Since March 2020, businesses in the U.S. have been struggling to continue operations in the face of a global pandemic. The COVID-19 pandemic has resulted in a recession because of the widespread closures of non-essential businesses enacted to reduce the spread of the virus. Even as things begin to reopen, people are less likely to go out due to possible health risks. In response, Congress passed the Coronavirus Aid, Relief, and Economic Security (CARES) Act which created the Paycheck Protection Program (PPP). The PPP is a lending program that provides money, in a potential grant format, to small businesses to help them weather the economic effects of the pandemic. The majority of the loan needs to be allocated for employee salaries and then the remainder can be used for other business expenses like rent and loan payments. The purpose of this study was to determine whether the disparities in small business lending we have detected prior to the COVID-19 pandemic continued with implementation of the PPP program.
To determine the initial effectiveness of government relief efforts, Gusto analyzed data from nearly 27,000 of our small business customers who reported receiving PPP loans and compared it to platform data from our 100,000-plus small business customers nationwide. The report below shows that PPP aid has helped to provide stabilization from the initial free fall in March ‘20, with strong increases in hiring and rehiring beginning in the second half of April ‘20.
NCRC developed a new ratings system for quantitative measures on banks’ community development financing under CRA. Our suggested ratings could increase community development lending and investment between $15 billion to $28 billion annually.
Opportunity Zones (OZs) are gaining momentum, and now that the rules regulating them are clearer, investors, local officials, developers, and businesses have been engaging with the incentive. In the two years since the Tax Cut and Jobs Act of 2017 created the incentive and Treasury-designated Zones, hundreds of Qualified Opportunity Funds (QOFs) have been created, and OZ investment was beginning to flow until the COVID-19 crisis began. But has this capital been reaching projects that benefit low- and moderate-income households and communities? Although the program is still maturing, and the COVID-19 crisis now poses new challenges whose resolution is unknown, this report offers an early, qualitative assessment of how well OZs have channeled capital into projects aligned with equitable development goals.
Since a declaration of emergency for COVID-19 was issued on March 13, 2020, total private employment dropped by over 15 percent. Small businesses employers bore the brunt of the job loss, with a decline of more than 17 percent.
In the fourth quarter of 2019, California grew at an annual rate of 2.2%, which was faster than the overall US growth rate of 2.1%. California’s 2019 overall growth rate of 2.6% was down from the 2018 rate of 4.3%. (Source: BEA)
In April 2020, the unemployment rate was 15.5%, up from 4.2% in April 2019. This was above the April 2020 national unemployment rate of 14.7%. (Source: CPS)

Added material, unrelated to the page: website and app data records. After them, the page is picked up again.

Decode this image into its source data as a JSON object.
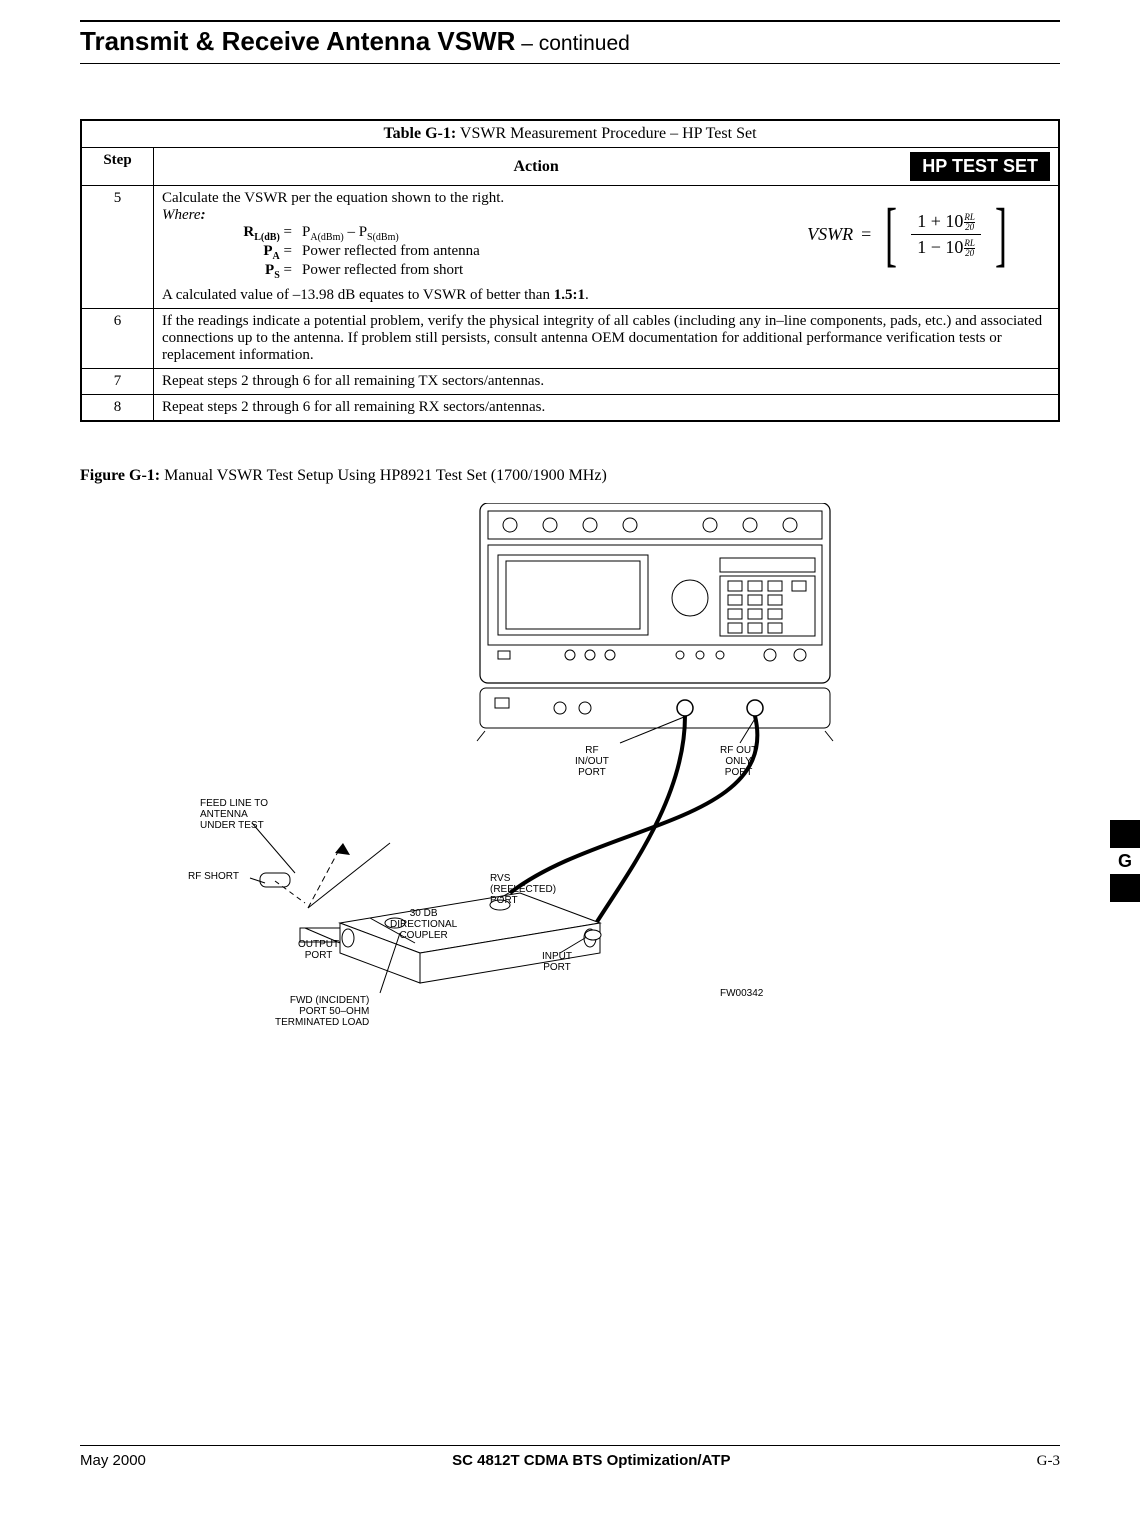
{
  "header": {
    "title_main": "Transmit & Receive Antenna VSWR",
    "title_cont": " – continued"
  },
  "table": {
    "title_bold": "Table G-1:",
    "title_rest": " VSWR Measurement Procedure – HP Test Set",
    "col_step": "Step",
    "col_action": "Action",
    "badge": "HP TEST SET",
    "step5": {
      "num": "5",
      "line1": "Calculate the VSWR per the equation shown to the right.",
      "where": "Where",
      "colon": ":",
      "rl_key_pre": "R",
      "rl_key_sub": "L(dB)",
      "rl_key_eq": " = ",
      "rl_val_pre": "P",
      "rl_val_sub1": "A(dBm)",
      "rl_minus": " – P",
      "rl_val_sub2": "S(dBm)",
      "pa_key_pre": "P",
      "pa_key_sub": "A",
      "pa_key_eq": " = ",
      "pa_val": "Power reflected from antenna",
      "ps_key_pre": "P",
      "ps_key_sub": "S",
      "ps_key_eq": " = ",
      "ps_val": "Power reflected from short",
      "calc_pre": "A calculated value of  –13.98 dB equates to VSWR of better than ",
      "calc_bold": "1.5:1",
      "calc_post": ".",
      "eq_vswr": "VSWR",
      "eq_eq": "=",
      "eq_num": "1 + 10",
      "eq_den": "1 − 10",
      "eq_rl": "RL",
      "eq_20": "20"
    },
    "step6": {
      "num": "6",
      "text": "If the readings indicate a potential problem, verify the physical integrity of all cables (including any in–line components, pads, etc.) and associated connections up to the antenna. If problem still persists, consult antenna OEM documentation for additional performance verification tests or replacement information."
    },
    "step7": {
      "num": "7",
      "text": "Repeat steps 2 through 6 for all remaining TX sectors/antennas."
    },
    "step8": {
      "num": "8",
      "text": "Repeat steps 2 through 6 for all remaining RX sectors/antennas."
    }
  },
  "figure": {
    "caption_bold": "Figure G-1:",
    "caption_rest": " Manual VSWR Test Setup Using HP8921 Test Set (1700/1900 MHz)",
    "labels": {
      "rf_inout": "RF\nIN/OUT\nPORT",
      "rf_out_only": "RF OUT\nONLY\nPORT",
      "feed_line": "FEED LINE TO\nANTENNA\nUNDER TEST",
      "rf_short": "RF SHORT",
      "rvs": "RVS\n(REFLECTED)\nPORT",
      "coupler": "30 DB\nDIRECTIONAL\nCOUPLER",
      "output_port": "OUTPUT\nPORT",
      "input_port": "INPUT\nPORT",
      "fwd": "FWD (INCIDENT)\nPORT 50–OHM\nTERMINATED LOAD",
      "code": "FW00342"
    }
  },
  "side_tab": "G",
  "footer": {
    "left": "May 2000",
    "center": "SC 4812T CDMA BTS Optimization/ATP",
    "right": "G-3"
  }
}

This report provides an analysis of how lending changed overall and in rural vs. urban areas before, during, and after the financial crisis of 2008-2010. The analysis shows that rural firms have poorer access to bank credit than their urban counterparts in terms of both the amount and number of loans and that this situation has deteriorated, rather than improved during the post-crisis years of 2011-2016.
When economic conditions are changing rapidly, data collected in the course of administering government programs can provide valuable information about recent developments. Timely data about economic conditions during the coronavirus pandemic have been provided by initial unemployment insurance claims and applications related to new businesses. These administrative data reveal severe economic disruptions in recent weeks.
The poll, conducted by Chesapeake Beach Consulting for Small Business Majority, surveyed California small business owners between April 7 and 10, 2020. The survey sheds light on a shocking rate of business closures, as well as small business owners’ views on proposals that can help ensure they are able to reopen and recover once the crisis is over.
The results of the survey raise several important considerations in the current environment: most firms are ill-prepared for a sustained period of revenue loss; firms’ reliance on personal funds could mean severe repercussions for those individuals and households in the event of failure; and many small businesses do not rely on traditional banks for credit, and, therefore, any program designed to support them should take that into consideration.